● What you need to do
Nothing but the records, repeated exactly, should form the response.

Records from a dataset

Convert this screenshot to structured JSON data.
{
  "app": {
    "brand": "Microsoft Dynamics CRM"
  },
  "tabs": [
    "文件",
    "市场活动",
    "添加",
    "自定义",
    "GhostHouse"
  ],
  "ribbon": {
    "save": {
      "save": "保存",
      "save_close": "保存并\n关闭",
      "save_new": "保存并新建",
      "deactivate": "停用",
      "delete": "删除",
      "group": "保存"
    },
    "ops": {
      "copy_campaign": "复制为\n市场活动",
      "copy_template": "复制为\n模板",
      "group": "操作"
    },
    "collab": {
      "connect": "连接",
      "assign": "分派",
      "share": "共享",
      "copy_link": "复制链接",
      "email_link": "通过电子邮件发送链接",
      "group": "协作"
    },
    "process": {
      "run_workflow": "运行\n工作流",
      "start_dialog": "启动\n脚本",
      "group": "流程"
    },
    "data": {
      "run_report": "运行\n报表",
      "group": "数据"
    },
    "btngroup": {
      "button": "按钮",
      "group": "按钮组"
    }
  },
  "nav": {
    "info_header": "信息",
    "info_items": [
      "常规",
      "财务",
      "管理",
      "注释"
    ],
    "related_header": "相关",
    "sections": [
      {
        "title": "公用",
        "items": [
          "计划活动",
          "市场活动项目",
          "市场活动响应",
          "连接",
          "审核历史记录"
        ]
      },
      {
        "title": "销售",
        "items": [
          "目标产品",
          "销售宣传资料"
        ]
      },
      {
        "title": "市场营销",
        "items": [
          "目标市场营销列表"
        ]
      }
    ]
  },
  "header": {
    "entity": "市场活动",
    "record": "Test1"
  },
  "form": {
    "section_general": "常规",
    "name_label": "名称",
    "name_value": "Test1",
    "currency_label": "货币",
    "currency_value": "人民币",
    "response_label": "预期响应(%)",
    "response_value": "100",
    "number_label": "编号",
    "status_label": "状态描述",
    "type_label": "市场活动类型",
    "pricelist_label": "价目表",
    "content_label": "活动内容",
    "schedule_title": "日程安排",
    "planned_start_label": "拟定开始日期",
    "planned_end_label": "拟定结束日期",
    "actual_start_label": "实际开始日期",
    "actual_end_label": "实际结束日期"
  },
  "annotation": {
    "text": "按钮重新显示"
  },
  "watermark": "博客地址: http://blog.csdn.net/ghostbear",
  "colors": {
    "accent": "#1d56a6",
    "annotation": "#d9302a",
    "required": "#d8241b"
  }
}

● Solution to this task
Convert this screenshot to structured JSON data.
{
  "app": {
    "brand": "Microsoft Dynamics CRM"
  },
  "tabs": [
    "文件",
    "市场活动",
    "添加",
    "自定义",
    "GhostHouse"
  ],
  "ribbon": {
    "save": {
      "save": "保存",
      "save_close": "保存并\n关闭",
      "save_new": "保存并新建",
      "deactivate": "停用",
      "delete": "删除",
      "group": "保存"
    },
    "ops": {
      "copy_campaign": "复制为\n市场活动",
      "copy_template": "复制为\n模板",
      "group": "操作"
    },
    "collab": {
      "connect": "连接",
      "assign": "分派",
      "share": "共享",
      "copy_link": "复制链接",
      "email_link": "通过电子邮件发送链接",
      "group": "协作"
    },
    "process": {
      "run_workflow": "运行\n工作流",
      "start_dialog": "启动\n脚本",
      "group": "流程"
    },
    "data": {
      "run_report": "运行\n报表",
      "group": "数据"
    },
    "btngroup": {
      "button": "按钮",
      "group": "按钮组"
    }
  },
  "nav": {
    "info_header": "信息",
    "info_items": [
      "常规",
      "财务",
      "管理",
      "注释"
    ],
    "related_header": "相关",
    "sections": [
      {
        "title": "公用",
        "items": [
          "计划活动",
          "市场活动项目",
          "市场活动响应",
          "连接",
          "审核历史记录"
        ]
      },
      {
        "title": "销售",
        "items": [
          "目标产品",
          "销售宣传资料"
        ]
      },
      {
        "title": "市场营销",
        "items": [
          "目标市场营销列表"
        ]
      }
    ]
  },
  "header": {
    "entity": "市场活动",
    "record": "Test1"
  },
  "form": {
    "section_general": "常规",
    "name_label": "名称",
    "name_value": "Test1",
    "currency_label": "货币",
    "currency_value": "人民币",
    "response_label": "预期响应(%)",
    "response_value": "100",
    "number_label": "编号",
    "status_label": "状态描述",
    "type_label": "市场活动类型",
    "pricelist_label": "价目表",
    "content_label": "活动内容",
    "schedule_title": "日程安排",
    "planned_start_label": "拟定开始日期",
    "planned_end_label": "拟定结束日期",
    "actual_start_label": "实际开始日期",
    "actual_end_label": "实际结束日期"
  },
  "annotation": {
    "text": "按钮重新显示"
  },
  "watermark": "博客地址: http://blog.csdn.net/ghostbear",
  "colors": {
    "accent": "#1d56a6",
    "annotation": "#d9302a",
    "required": "#d8241b"
  }
}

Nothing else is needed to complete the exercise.